____ Records for this exercise

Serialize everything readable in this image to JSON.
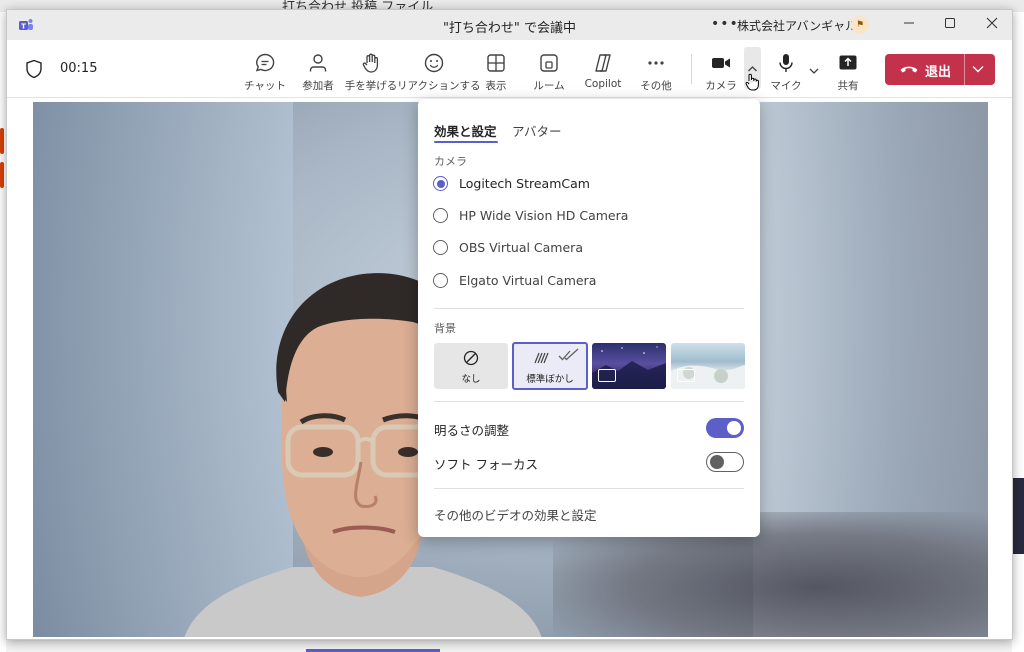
{
  "window": {
    "title": "\"打ち合わせ\" で会議中",
    "org_name": "株式会社アバンギャルド",
    "org_badge": "⚑"
  },
  "background_app": {
    "tab_text": "打ち合わせ  投稿  ファイル"
  },
  "toolbar": {
    "timer": "00:15",
    "buttons": [
      {
        "label": "チャット",
        "icon": "chat-icon"
      },
      {
        "label": "参加者",
        "icon": "people-icon"
      },
      {
        "label": "手を挙げる",
        "icon": "raise-hand-icon"
      },
      {
        "label": "リアクションする",
        "icon": "emoji-icon"
      },
      {
        "label": "表示",
        "icon": "view-grid-icon"
      },
      {
        "label": "ルーム",
        "icon": "rooms-icon"
      },
      {
        "label": "Copilot",
        "icon": "copilot-icon"
      },
      {
        "label": "その他",
        "icon": "more-icon"
      },
      {
        "label": "カメラ",
        "icon": "camera-icon"
      },
      {
        "label": "マイク",
        "icon": "mic-icon"
      },
      {
        "label": "共有",
        "icon": "share-icon"
      }
    ],
    "leave_label": "退出"
  },
  "popup": {
    "tabs": [
      "効果と設定",
      "アバター"
    ],
    "camera_section": "カメラ",
    "cameras": [
      {
        "label": "Logitech StreamCam",
        "selected": true
      },
      {
        "label": "HP Wide Vision HD Camera",
        "selected": false
      },
      {
        "label": "OBS Virtual Camera",
        "selected": false
      },
      {
        "label": "Elgato Virtual Camera",
        "selected": false
      }
    ],
    "background_section": "背景",
    "backgrounds": [
      {
        "label": "なし",
        "icon": "none-icon"
      },
      {
        "label": "標準ぼかし",
        "icon": "blur-icon",
        "selected": true
      },
      {
        "label": "",
        "icon": "video-background-icon"
      },
      {
        "label": "",
        "icon": "video-background-icon"
      }
    ],
    "toggles": [
      {
        "label": "明るさの調整",
        "on": true
      },
      {
        "label": "ソフト フォーカス",
        "on": false
      }
    ],
    "more_link": "その他のビデオの効果と設定"
  },
  "colors": {
    "accent": "#5b5fc7",
    "leave": "#c4314b"
  }
}
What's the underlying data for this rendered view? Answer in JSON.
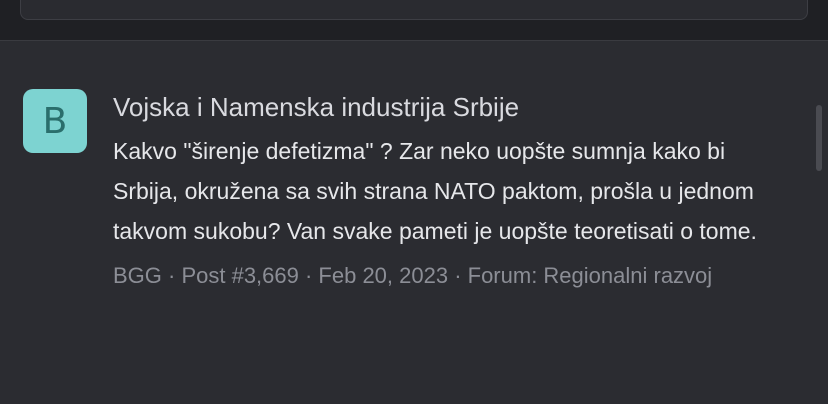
{
  "result": {
    "avatar_letter": "B",
    "title": "Vojska i Namenska industrija Srbije",
    "snippet": "Kakvo \"širenje defetizma\" ? Zar neko uopšte sumnja kako bi Srbija, okružena sa svih strana NATO paktom, prošla u jednom takvom sukobu? Van svake pameti je uopšte teoretisati o tome.",
    "meta": "BGG · Post #3,669 · Feb 20, 2023 · Forum: Regionalni razvoj"
  },
  "colors": {
    "background": "#2b2c31",
    "avatar_bg": "#7dd3d1",
    "avatar_text": "#2a6e6c",
    "title_text": "#d9dadf",
    "meta_text": "#8c8e96"
  }
}
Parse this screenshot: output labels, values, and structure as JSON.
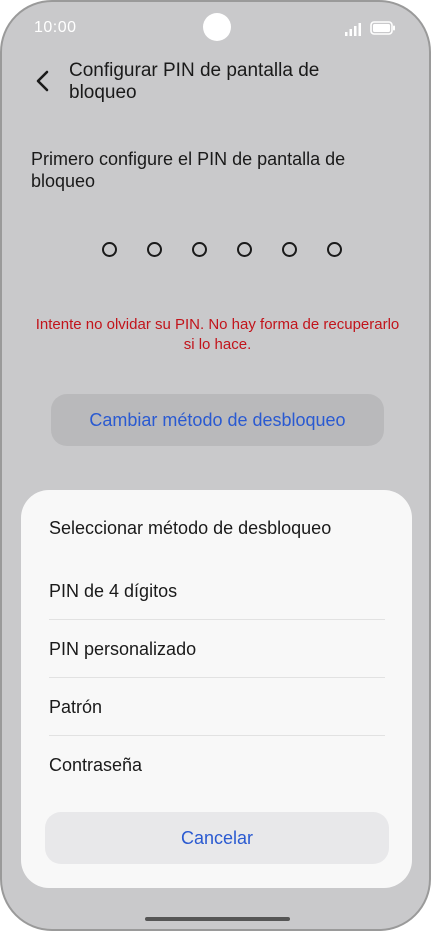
{
  "status_bar": {
    "time": "10:00"
  },
  "header": {
    "title": "Configurar PIN de pantalla de bloqueo",
    "back_icon": "chevron-left-icon"
  },
  "instruction": "Primero configure el PIN de pantalla de bloqueo",
  "pin": {
    "length": 6,
    "entered": 0
  },
  "warning": "Intente no olvidar su PIN. No hay forma de recuperarlo si lo hace.",
  "change_method_label": "Cambiar método de desbloqueo",
  "sheet": {
    "title": "Seleccionar método de desbloqueo",
    "options": [
      {
        "label": "PIN de 4 dígitos"
      },
      {
        "label": "PIN personalizado"
      },
      {
        "label": "Patrón"
      },
      {
        "label": "Contraseña"
      }
    ],
    "cancel_label": "Cancelar"
  },
  "colors": {
    "background": "#c9c9cb",
    "accent": "#2a5ad1",
    "warning": "#c2141b",
    "sheet": "#f8f8f8"
  }
}
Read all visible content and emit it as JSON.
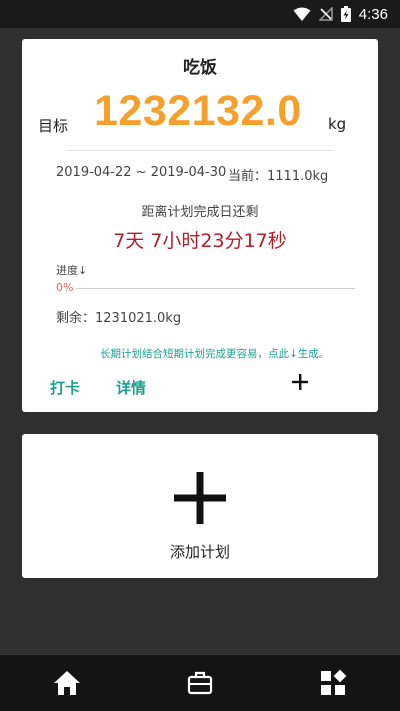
{
  "status_bar": {
    "time": "4:36"
  },
  "plan": {
    "title": "吃饭",
    "goal_label": "目标",
    "goal_value": "1232132.0",
    "goal_unit": "kg",
    "date_range": "2019-04-22 ~ 2019-04-30",
    "current": "当前：1111.0kg",
    "countdown_label": "距离计划完成日还剩",
    "countdown_value": "7天  7小时23分17秒",
    "progress_label": "进度↓",
    "progress_percent": "0%",
    "progress_value": 0,
    "remaining": "剩余：1231021.0kg",
    "hint": "长期计划结合短期计划完成更容易，点此↓生成。",
    "checkin_label": "打卡",
    "detail_label": "详情"
  },
  "add_plan": {
    "label": "添加计划"
  },
  "colors": {
    "accent_orange": "#f5a02c",
    "countdown_red": "#b11f2a",
    "teal": "#1ea18f",
    "progress": "#e8635a"
  },
  "icons": {
    "add_small": "plus-icon",
    "add_big": "plus-icon",
    "nav": [
      "home-icon",
      "briefcase-icon",
      "widgets-icon"
    ],
    "status": [
      "wifi-icon",
      "no-signal-icon",
      "battery-charging-icon"
    ]
  }
}
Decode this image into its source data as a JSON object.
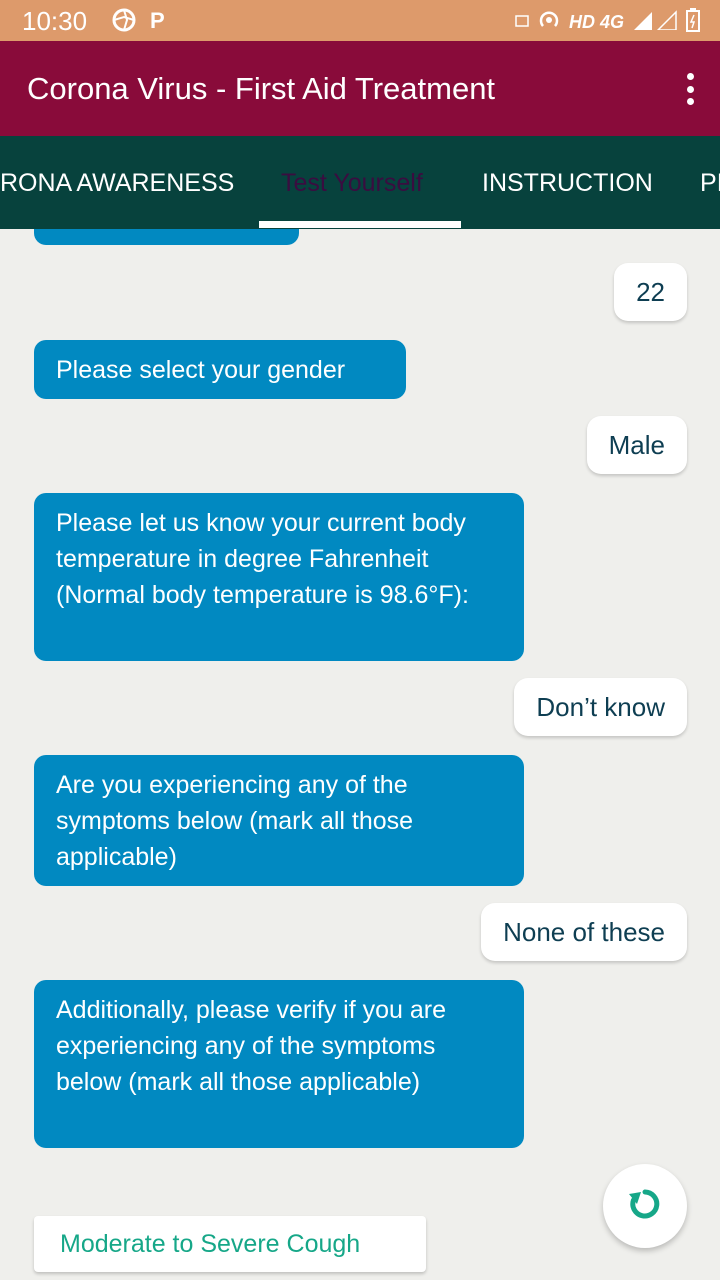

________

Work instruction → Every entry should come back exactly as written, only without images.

Task output →
Serialize everything readable in this image to JSON.
{
  "window": {
    "title": "\"打ち合わせ\" で会議中",
    "org_name": "株式会社アバンギャルド",
    "org_badge": "⚑"
  },
  "background_app": {
    "tab_text": "打ち合わせ  投稿  ファイル"
  },
  "toolbar": {
    "timer": "00:15",
    "buttons": [
      {
        "label": "チャット",
        "icon": "chat-icon"
      },
      {
        "label": "参加者",
        "icon": "people-icon"
      },
      {
        "label": "手を挙げる",
        "icon": "raise-hand-icon"
      },
      {
        "label": "リアクションする",
        "icon": "emoji-icon"
      },
      {
        "label": "表示",
        "icon": "view-grid-icon"
      },
      {
        "label": "ルーム",
        "icon": "rooms-icon"
      },
      {
        "label": "Copilot",
        "icon": "copilot-icon"
      },
      {
        "label": "その他",
        "icon": "more-icon"
      },
      {
        "label": "カメラ",
        "icon": "camera-icon"
      },
      {
        "label": "マイク",
        "icon": "mic-icon"
      },
      {
        "label": "共有",
        "icon": "share-icon"
      }
    ],
    "leave_label": "退出"
  },
  "popup": {
    "tabs": [
      "効果と設定",
      "アバター"
    ],
    "camera_section": "カメラ",
    "cameras": [
      {
        "label": "Logitech StreamCam",
        "selected": true
      },
      {
        "label": "HP Wide Vision HD Camera",
        "selected": false
      },
      {
        "label": "OBS Virtual Camera",
        "selected": false
      },
      {
        "label": "Elgato Virtual Camera",
        "selected": false
      }
    ],
    "background_section": "背景",
    "backgrounds": [
      {
        "label": "なし",
        "icon": "none-icon"
      },
      {
        "label": "標準ぼかし",
        "icon": "blur-icon",
        "selected": true
      },
      {
        "label": "",
        "icon": "video-background-icon"
      },
      {
        "label": "",
        "icon": "video-background-icon"
      }
    ],
    "toggles": [
      {
        "label": "明るさの調整",
        "on": true
      },
      {
        "label": "ソフト フォーカス",
        "on": false
      }
    ],
    "more_link": "その他のビデオの効果と設定"
  },
  "colors": {
    "accent": "#5b5fc7",
    "leave": "#c4314b"
  }
}
What's the underlying data for this rendered view? Answer in JSON.
{
  "result": {
    "avatar_letter": "B",
    "title": "Vojska i Namenska industrija Srbije",
    "snippet": "Kakvo \"širenje defetizma\" ? Zar neko uopšte sumnja kako bi Srbija, okružena sa svih strana NATO paktom, prošla u jednom takvom sukobu? Van svake pameti je uopšte teoretisati o tome.",
    "meta": "BGG · Post #3,669 · Feb 20, 2023 · Forum: Regionalni razvoj"
  },
  "colors": {
    "background": "#2b2c31",
    "avatar_bg": "#7dd3d1",
    "avatar_text": "#2a6e6c",
    "title_text": "#d9dadf",
    "meta_text": "#8c8e96"
  }
}
Parse this screenshot: output labels, values, and structure as JSON.
{
  "status_bar": {
    "time": "10:00"
  },
  "header": {
    "title": "Configurar PIN de pantalla de bloqueo",
    "back_icon": "chevron-left-icon"
  },
  "instruction": "Primero configure el PIN de pantalla de bloqueo",
  "pin": {
    "length": 6,
    "entered": 0
  },
  "warning": "Intente no olvidar su PIN. No hay forma de recuperarlo si lo hace.",
  "change_method_label": "Cambiar método de desbloqueo",
  "sheet": {
    "title": "Seleccionar método de desbloqueo",
    "options": [
      {
        "label": "PIN de 4 dígitos"
      },
      {
        "label": "PIN personalizado"
      },
      {
        "label": "Patrón"
      },
      {
        "label": "Contraseña"
      }
    ],
    "cancel_label": "Cancelar"
  },
  "colors": {
    "background": "#c9c9cb",
    "accent": "#2a5ad1",
    "warning": "#c2141b",
    "sheet": "#f8f8f8"
  }
}
Read all visible content and emit it as JSON.
{
  "status_bar": {
    "time": "4:36"
  },
  "plan": {
    "title": "吃饭",
    "goal_label": "目标",
    "goal_value": "1232132.0",
    "goal_unit": "kg",
    "date_range": "2019-04-22 ~ 2019-04-30",
    "current": "当前：1111.0kg",
    "countdown_label": "距离计划完成日还剩",
    "countdown_value": "7天  7小时23分17秒",
    "progress_label": "进度↓",
    "progress_percent": "0%",
    "progress_value": 0,
    "remaining": "剩余：1231021.0kg",
    "hint": "长期计划结合短期计划完成更容易，点此↓生成。",
    "checkin_label": "打卡",
    "detail_label": "详情"
  },
  "add_plan": {
    "label": "添加计划"
  },
  "colors": {
    "accent_orange": "#f5a02c",
    "countdown_red": "#b11f2a",
    "teal": "#1ea18f",
    "progress": "#e8635a"
  },
  "icons": {
    "add_small": "plus-icon",
    "add_big": "plus-icon",
    "nav": [
      "home-icon",
      "briefcase-icon",
      "widgets-icon"
    ],
    "status": [
      "wifi-icon",
      "no-signal-icon",
      "battery-charging-icon"
    ]
  }
}
Decode this image into its source data as a JSON object.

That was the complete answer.